BAZLUR RAHMAN: This neighborhood is still scared, you know, everybody's scared.

SIMON: Bazlur Rahman and a few dozen other men gathered for afternoon prayers at the mosque this week.

RAHMAN: A lot of Muslim people don't come to the Masjid because they are scared, you know?

ROSE: Imam Maulama Akonjee and an associate were walking home from this mosque on a Saturday afternoon when they were both shot from behind, execution-style, on a busy street. The suspect is facing murder charges though prosecutors declined to charge him with a hate crime, which can be difficult to prove. But to Bazlur Rahman, it's hard to see this any other way. The imam had an iPhone and a significant amount of cash in his pockets when he was killed. The alleged killer didn't take either.

RAHMAN: He have, like, $1,000 in his pocket. If you say it's mugging, you know, money is there, phone is there and somebody come behind just shoot, you know, two people in Muslim dress. And it - so I will say absolutely hate crimes.

ROSE: Last week, in another Queens neighborhood, a Bangladeshi woman in traditional Muslim dress was stabbed to death on her way home from work. Prosecutors say the suspect confessed to committing the crime, quote, "in the course of an attempted robbery," unquote. But, again, community leaders are skeptical because none of her possessions were taken. Ali Najmi is a lawyer in Queens.

ALI NAJMI: In the last month there have been three murders of people who were visibly Muslim and we don't know why. Whether we can prove it in court or not, we think that there is a causation. That's what a lot of people on the ground are feeling - that it's related.

ROSE: Related, Najmi says, to the heated rhetoric of the presidential race. Republican nominee Donald Trump says he saw, quote, "thousands of Muslims celebrating in New Jersey on September 11, 2001." There's no evidence that Trump's claim is true, but Najmi says those words can still have real effects.
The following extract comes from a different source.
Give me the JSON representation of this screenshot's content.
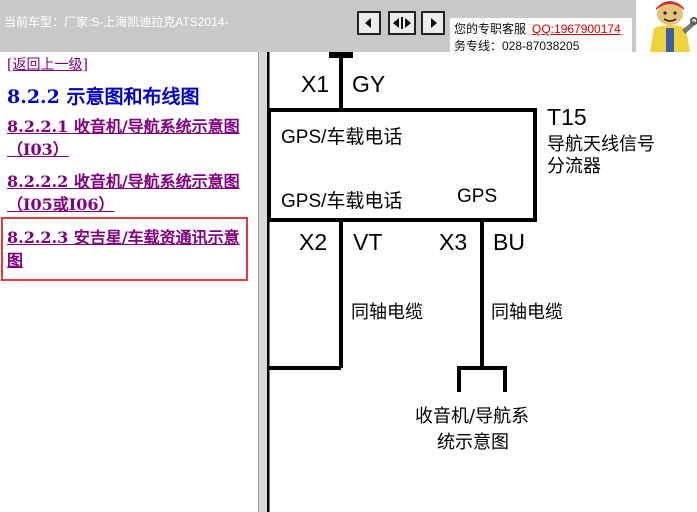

NAJMI: He's the one beating the drum. He's one riling people up. He's the one that's saying he's going to ban Muslims. He's the one that's saying we can't trust these people.

ROSE: But some Muslim leaders say there may be another consequence of Trump's rhetoric, one the candidate himself probably did not intend.

AZRA BAIG: Assalamu alaikum, are you registered to vote?

ROSE: Azra Baig hands out voter registration forms after Friday prayers at Masjid Al-Wali, a large mosque in central New Jersey. Politics hasn't always been a priority for Muslims here. Many are first- or second-generation Americans whose families came from countries where voting may be just a token exercise. Mahmood Alam is a board member at the mosque.

MAHMOOD ALAM: They are going through their own struggles, getting acquainted in this country and working hard for their children who are born here. So getting into the politics is the last thing in their mind.

ROSE: But Muslim leaders hope this year will be different. In New Jersey, they're making a push to register voters ahead of the November election. And they're using Donald Trump's words as motivation.

SHARIQ AHMAD: He's having the opposite effect of, I guess, what was intended by using all this hateful rhetoric.

ROSE: Shariq Ahmad is one of the organizers of the New Jersey Muslim Voters Project.

AHMAD: I think what you're going to see this time around is a political awakening for the Muslim-American community.

ROSE: But that awakening can only happen one new voter at a time. At Friday prayers in Edison, Azra Baig was busy.

BAIG: And as you see, I gave out dozens of voter registration forms. So I think we still have a lot of work to do.

ROSE: Baig and others are planning a registration push across New Jersey on Monday during the Eid al-Adha. Joel Rose, NPR News, New York. Transcript provided by NPR, Copyright NPR.